My husband and I have cleaned the tower windows, swept the stairs, replaced a light bulb or replaced weather-beaten items, chopped fire wood, mowed the lawns, pulled weeds, picked up trash dropped by visitors, gave tours (even after hours) … all of these things we did with pride because we loved being able to do it. As you can see from this simple list, none of these things are more than one would do in their own home. Why should a resident keeper feel, or want to do any different?
During our three months as resident keepers, my husband and I met several very special individuals who strive to maintain the integrity and aesthetics of the building and grounds that are knows as Battery Point. We would not trade this for anything.
The historical society has attempted to make the keeper’s life at Battery Point as comfortable as possible. Piped in city water, Internet and cable, modern phone lines, a microwave oven, coffee pot, excellent stove to cook on refrigerator, security lights and alarms, an ATV for transportation to and from the main-land, and even a pellet stove as well as an array of electric heaters. Fortunately because of the historical society’s efforts to preserve historical facts and an attempt to emulate as much as possible the real world of a keeper in the 19th century, many historical nuances have been given precedence over the modern alternative. For this I applaud the historical society.
Without question, when people accept the duty of being a keeper of Battery Point Lighthouse, they are at the mercy of Mother Nature in some respects. One great example is paying attention to tides; meaning you have to get on and off of the island with the tides.

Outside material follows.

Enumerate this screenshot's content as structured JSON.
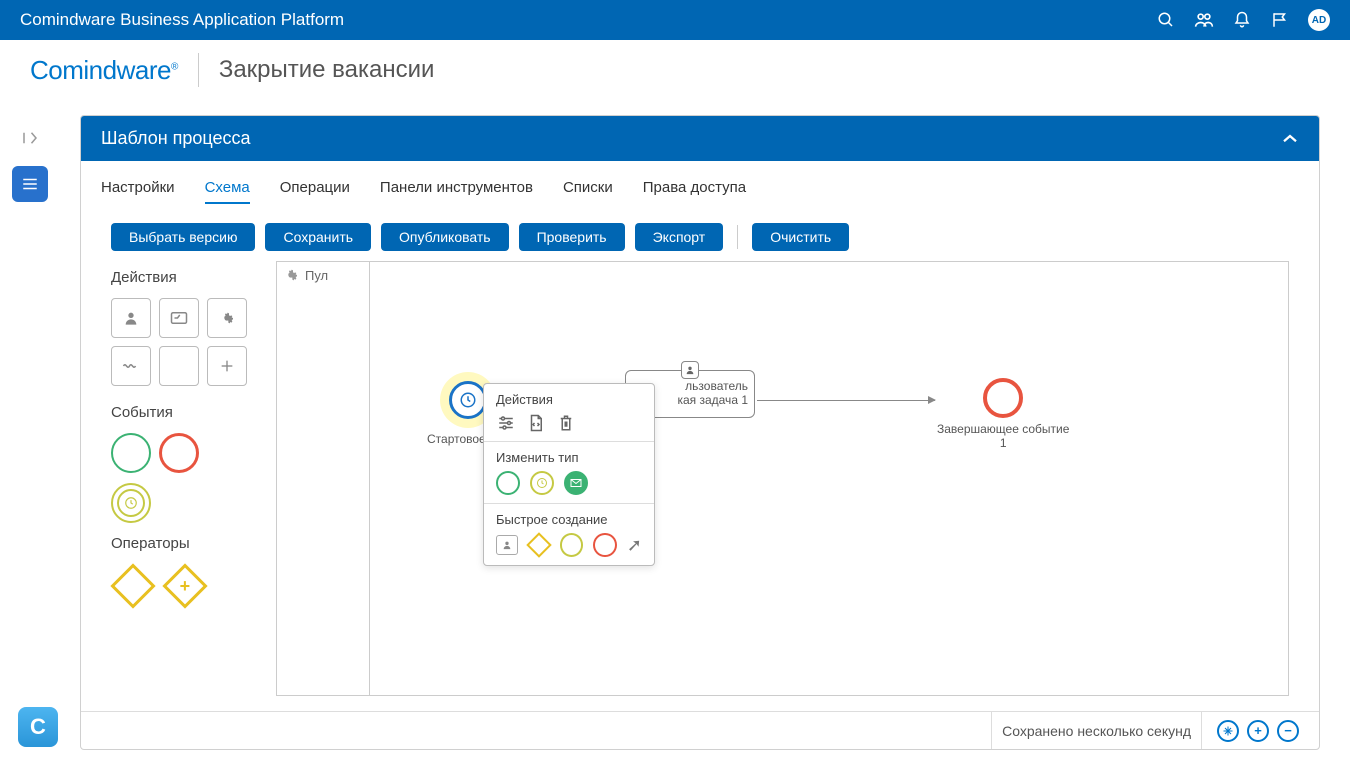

If you have a regular job from 8 to 5 and need to get to shore, you have to plan your life around the tides. For this reason, the historical society has gone to extensive efforts to find the right permanent keepers who are up to the task.
The historical society has done a wonderful thing by opening it up to the community by asking for help from those who would like to be part of history and help to keep our light alive until they find permanent keepers. Who knows how long it will take to find the right one, but I do know that until they do I am blessed for the times that I get to be the keeper.
Battery Point is a mystical and magical place full of charm, yet calming, peaceful, inspiring and at times intoxicating. The people that you meet and the stories that you share you might never get anywhere else. And If you think the view from the radio room is good, you should take the tour and check out the view from the upstairs bathroom that was added on facing the west. On a good day you can see the Saint George Reef Lighthouse from the tower.
The current rotation system of lighthouse keepers is working out well. Dottie Nuszkiewicz is on top of everything and always has the volunteers and the lighthouse’s best interest at hand and heart. When everyone chips in to help out where the help is needed it works really well and is kind of like having a big family with many talents that help to keep things flowing.
In closing, I am saddened at the fact you failed to understand the importance and overall significance that Battery Point plays in our community. I also am concerned with the fact your article may have damaged the necessary interest from community members in keeping this active, private aid to navigation an important icon in Del Norte County. The historical society takes great efforts to promote and maintain the structure’s historical integrity to ensure locals and tourists experience and understand the great sacrifices and passions necessary to keep this light alive.
I implore you to write a follow-up article and take the time to experience and understand our community and the importance of this lighthouse to our community and ecumenical importance with respect to tourism in this county. Battery Point has been visited by individuals from around our nation and around the world because of its historical significance. It saddens me that you failed to recognize this fact.